So, in Leeds, the composer — a life-long profound Christian believer — held out for a story close to his heart, focused on the coming of Christianity to ninth-century Bohemia. He had something substantial in mind, and the resulting Saint Ludmila gave the festival chorus a weighty piece of music, with an evocative if, perhaps, slightly simplistic conversion narrative drawn from the eminent and prolific Czech poet, Jaroslav Vrchlický.
In the First Act, choruses galore, with some beautiful, challenging music, celebrate the coming of spring and the warmth of the sun. This is a reflection of the pagan and polytheistic era that preceded the arrival of Christianity. A solo tenor (a jolly rustic), here exquisitely sung by Stuart Jackson, twice celebrates the renewal of the new season and the joyous first signs of the harvest.
Ludmila, the princess, sings rapturously to “the Goddess Baba”. In the original Czech text, a range of individual deities are celebrated by name: at this point, she seems wholly committed to the long-established pagan traditions.
But near the close of Act I, her assumptions are seriously shaken by a priest (finely sung at all stages by bass James Creswell) who insists on “One God alone! One true religion, One path to truth!” He despises the idolatry of the Bohemians and proclaims “the Cross, the truth incarnate. . . Those who turn to me find revelation.” He heartily condemns the Slavs’ idols; upon which a mighty storm is unleashed and destroys them.
Change is on the way. Ludmila (the part was rivetingly sung by Emma Bell) is already strangely troubled by the priest: “Tell me, who are you?” she pleads. Then the drama intensifies vividly, thanks to her maid-in-waiting Svatava (the powerfully characterful mezzo-soprano Christine Rice), who forcefully argues against the Princess’s attraction to the priest, Ivan. This conflict between Svatava and her now wavering mistress produces some of the best quasi-operatic scenes in the oratorio.
The crucial sequence, however, is more important. The Prince (with his hunting attendants), inspired by an apparent miracle of a dying deer rescued from an arrow by an old man, is drawn both to Ludmila herself — married, they will become the rulers of Bohemia — and to the Christian vision insistently proclaimed by the priest. This is perhaps where some sentimentality comes in: his conversion is almost too instant. Yet, despite its simplicity, the story’s sincerity is patent (”Humbly I am kneeling. I worship the Cross!” in the director David Pountney’s serviceable translation: “Pray, teach me how to find the one true way”).
Thus it is that the Dawn celebrated by the pagans at the outset becomes the Dawn and Sunlight treasured by the newly converted Christians. In a glorious celebratory final act, it is Ivan the Priest who leads the praise, summoning Prince and Princess to be baptised by Bishop Methodius, the historic founder of Bohemian Christianity.
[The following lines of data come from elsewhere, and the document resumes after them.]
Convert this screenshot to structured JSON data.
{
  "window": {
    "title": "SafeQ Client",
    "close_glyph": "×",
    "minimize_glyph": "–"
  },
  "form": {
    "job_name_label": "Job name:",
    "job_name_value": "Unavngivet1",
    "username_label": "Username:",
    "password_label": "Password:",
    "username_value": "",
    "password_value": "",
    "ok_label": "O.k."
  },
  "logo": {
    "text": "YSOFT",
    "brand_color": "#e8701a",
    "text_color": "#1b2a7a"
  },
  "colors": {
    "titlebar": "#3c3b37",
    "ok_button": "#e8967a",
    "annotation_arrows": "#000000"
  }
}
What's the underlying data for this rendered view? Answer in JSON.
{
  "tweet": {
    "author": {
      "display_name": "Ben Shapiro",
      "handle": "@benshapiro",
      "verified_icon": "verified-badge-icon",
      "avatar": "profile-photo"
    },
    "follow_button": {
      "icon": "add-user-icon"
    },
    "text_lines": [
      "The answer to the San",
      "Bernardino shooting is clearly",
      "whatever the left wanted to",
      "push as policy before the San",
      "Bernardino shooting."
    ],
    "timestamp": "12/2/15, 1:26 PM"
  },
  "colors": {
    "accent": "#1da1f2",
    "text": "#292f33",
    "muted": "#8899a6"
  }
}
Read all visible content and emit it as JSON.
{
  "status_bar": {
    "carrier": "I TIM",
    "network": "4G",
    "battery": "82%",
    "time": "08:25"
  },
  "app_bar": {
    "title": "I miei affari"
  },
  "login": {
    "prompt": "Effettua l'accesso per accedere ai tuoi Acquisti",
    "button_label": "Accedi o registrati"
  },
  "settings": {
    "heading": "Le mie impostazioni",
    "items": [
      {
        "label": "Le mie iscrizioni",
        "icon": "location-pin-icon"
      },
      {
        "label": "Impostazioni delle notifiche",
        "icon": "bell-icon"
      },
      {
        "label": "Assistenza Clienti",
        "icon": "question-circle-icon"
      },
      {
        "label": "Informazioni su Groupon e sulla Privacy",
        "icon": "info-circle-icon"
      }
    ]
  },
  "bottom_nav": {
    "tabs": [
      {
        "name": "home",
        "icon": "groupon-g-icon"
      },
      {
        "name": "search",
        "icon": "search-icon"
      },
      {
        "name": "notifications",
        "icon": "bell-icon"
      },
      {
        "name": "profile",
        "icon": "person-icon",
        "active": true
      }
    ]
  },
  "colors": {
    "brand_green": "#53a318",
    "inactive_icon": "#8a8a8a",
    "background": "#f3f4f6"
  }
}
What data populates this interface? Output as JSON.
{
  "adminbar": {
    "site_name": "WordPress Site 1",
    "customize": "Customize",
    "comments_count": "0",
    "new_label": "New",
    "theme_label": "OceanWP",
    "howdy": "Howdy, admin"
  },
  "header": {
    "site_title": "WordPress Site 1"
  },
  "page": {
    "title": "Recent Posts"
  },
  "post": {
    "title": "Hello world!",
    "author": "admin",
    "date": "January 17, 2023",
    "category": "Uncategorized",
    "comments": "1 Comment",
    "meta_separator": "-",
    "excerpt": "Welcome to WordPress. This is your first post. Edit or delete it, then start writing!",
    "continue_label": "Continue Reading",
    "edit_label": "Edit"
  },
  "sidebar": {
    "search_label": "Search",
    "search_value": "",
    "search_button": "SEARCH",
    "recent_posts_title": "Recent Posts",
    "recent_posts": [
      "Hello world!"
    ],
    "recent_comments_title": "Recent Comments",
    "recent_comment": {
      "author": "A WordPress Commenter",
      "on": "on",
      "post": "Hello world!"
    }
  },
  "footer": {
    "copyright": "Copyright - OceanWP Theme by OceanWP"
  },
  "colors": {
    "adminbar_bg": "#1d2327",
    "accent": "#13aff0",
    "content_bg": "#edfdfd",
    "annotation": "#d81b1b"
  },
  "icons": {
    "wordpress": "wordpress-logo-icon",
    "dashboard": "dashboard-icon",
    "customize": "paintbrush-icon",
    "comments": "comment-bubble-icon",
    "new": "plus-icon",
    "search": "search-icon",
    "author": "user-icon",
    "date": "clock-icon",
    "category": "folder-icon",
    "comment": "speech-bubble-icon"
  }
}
Vrchlický’s text here offers the opportunity for Dvorák to embark on a new series of large-scale choruses, mirroring those of Act I, to produce a Christian celebration of almost Handelian vitality and intensity. With the Hallé Orchestra — not least, flutes and oboes and upper strings — thrillingly energised, and a vast and impressive chorus, this unusual climax to the Hallé’s action-packed Dvorák festival in the Bridgewater Hall could scarcely have been more worth while.